▶ **DESCRIPTION OF THE TASK**: Where in the data below does the word "zoom" appear? Copy each line that holds it.

▶ **EXERCISE MATERIAL**:
..............................
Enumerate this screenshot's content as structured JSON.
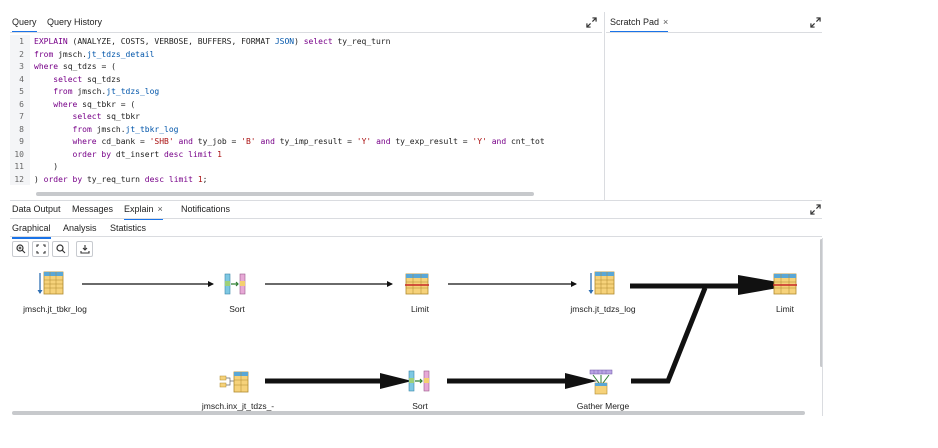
{
  "query_panel": {
    "tabs": [
      "Query",
      "Query History"
    ],
    "active_tab": "Query",
    "expand_icon": "expand-icon"
  },
  "scratch_panel": {
    "tab_label": "Scratch Pad",
    "close_glyph": "×",
    "expand_icon": "expand-icon"
  },
  "editor": {
    "line_numbers": [
      "1",
      "2",
      "3",
      "4",
      "5",
      "6",
      "7",
      "8",
      "9",
      "10",
      "11",
      "12"
    ],
    "lines": [
      [
        [
          "kw",
          "EXPLAIN"
        ],
        [
          "t",
          " (ANALYZE, COSTS, VERBOSE, BUFFERS, FORMAT "
        ],
        [
          "fn",
          "JSON"
        ],
        [
          "t",
          ") "
        ],
        [
          "kw",
          "select"
        ],
        [
          "t",
          " ty_req_turn"
        ]
      ],
      [
        [
          "kw",
          "from"
        ],
        [
          "t",
          " jmsch."
        ],
        [
          "fn",
          "jt_tdzs_detail"
        ]
      ],
      [
        [
          "kw",
          "where"
        ],
        [
          "t",
          " sq_tdzs = ("
        ]
      ],
      [
        [
          "t",
          "    "
        ],
        [
          "kw",
          "select"
        ],
        [
          "t",
          " sq_tdzs"
        ]
      ],
      [
        [
          "t",
          "    "
        ],
        [
          "kw",
          "from"
        ],
        [
          "t",
          " jmsch."
        ],
        [
          "fn",
          "jt_tdzs_log"
        ]
      ],
      [
        [
          "t",
          "    "
        ],
        [
          "kw",
          "where"
        ],
        [
          "t",
          " sq_tbkr = ("
        ]
      ],
      [
        [
          "t",
          "        "
        ],
        [
          "kw",
          "select"
        ],
        [
          "t",
          " sq_tbkr"
        ]
      ],
      [
        [
          "t",
          "        "
        ],
        [
          "kw",
          "from"
        ],
        [
          "t",
          " jmsch."
        ],
        [
          "fn",
          "jt_tbkr_log"
        ]
      ],
      [
        [
          "t",
          "        "
        ],
        [
          "kw",
          "where"
        ],
        [
          "t",
          " cd_bank = "
        ],
        [
          "str",
          "'SHB'"
        ],
        [
          "t",
          " "
        ],
        [
          "kw",
          "and"
        ],
        [
          "t",
          " ty_job = "
        ],
        [
          "str",
          "'B'"
        ],
        [
          "t",
          " "
        ],
        [
          "kw",
          "and"
        ],
        [
          "t",
          " ty_imp_result = "
        ],
        [
          "str",
          "'Y'"
        ],
        [
          "t",
          " "
        ],
        [
          "kw",
          "and"
        ],
        [
          "t",
          " ty_exp_result = "
        ],
        [
          "str",
          "'Y'"
        ],
        [
          "t",
          " "
        ],
        [
          "kw",
          "and"
        ],
        [
          "t",
          " cnt_tot "
        ]
      ],
      [
        [
          "t",
          "        "
        ],
        [
          "kw",
          "order by"
        ],
        [
          "t",
          " dt_insert "
        ],
        [
          "kw",
          "desc"
        ],
        [
          "t",
          " "
        ],
        [
          "kw",
          "limit"
        ],
        [
          "t",
          " "
        ],
        [
          "str",
          "1"
        ]
      ],
      [
        [
          "t",
          "    )"
        ]
      ],
      [
        [
          "t",
          ") "
        ],
        [
          "kw",
          "order by"
        ],
        [
          "t",
          " ty_req_turn "
        ],
        [
          "kw",
          "desc"
        ],
        [
          "t",
          " "
        ],
        [
          "kw",
          "limit"
        ],
        [
          "t",
          " "
        ],
        [
          "str",
          "1"
        ],
        [
          "t",
          ";"
        ]
      ]
    ]
  },
  "results": {
    "tabs": [
      "Data Output",
      "Messages",
      "Explain",
      "Notifications"
    ],
    "active_tab": "Explain",
    "close_glyph": "×",
    "subtabs": [
      "Graphical",
      "Analysis",
      "Statistics"
    ],
    "active_subtab": "Graphical",
    "toolbar_icons": [
      "zoom-in-icon",
      "zoom-to-fit-icon",
      "zoom-out-icon",
      "download-icon"
    ]
  },
  "plan_nodes": [
    {
      "id": "n1",
      "label": "jmsch.jt_tbkr_log",
      "icon": "seq-scan-icon"
    },
    {
      "id": "n2",
      "label": "Sort",
      "icon": "sort-icon"
    },
    {
      "id": "n3",
      "label": "Limit",
      "icon": "limit-icon"
    },
    {
      "id": "n4",
      "label": "jmsch.jt_tdzs_log",
      "icon": "seq-scan-icon"
    },
    {
      "id": "n5",
      "label": "Limit",
      "icon": "limit-icon"
    },
    {
      "id": "n6",
      "label": "jmsch.inx_jt_tdzs_-",
      "icon": "index-scan-icon"
    },
    {
      "id": "n7",
      "label": "Sort",
      "icon": "sort-icon"
    },
    {
      "id": "n8",
      "label": "Gather Merge",
      "icon": "gather-merge-icon"
    }
  ],
  "colors": {
    "accent": "#1a73e8",
    "keyword": "#770088",
    "function": "#0055aa",
    "string": "#aa1111"
  }
}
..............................
▶ **WRITTEN RESPONSE**:
      "zoom-in-icon",
      "zoom-to-fit-icon",
      "zoom-out-icon",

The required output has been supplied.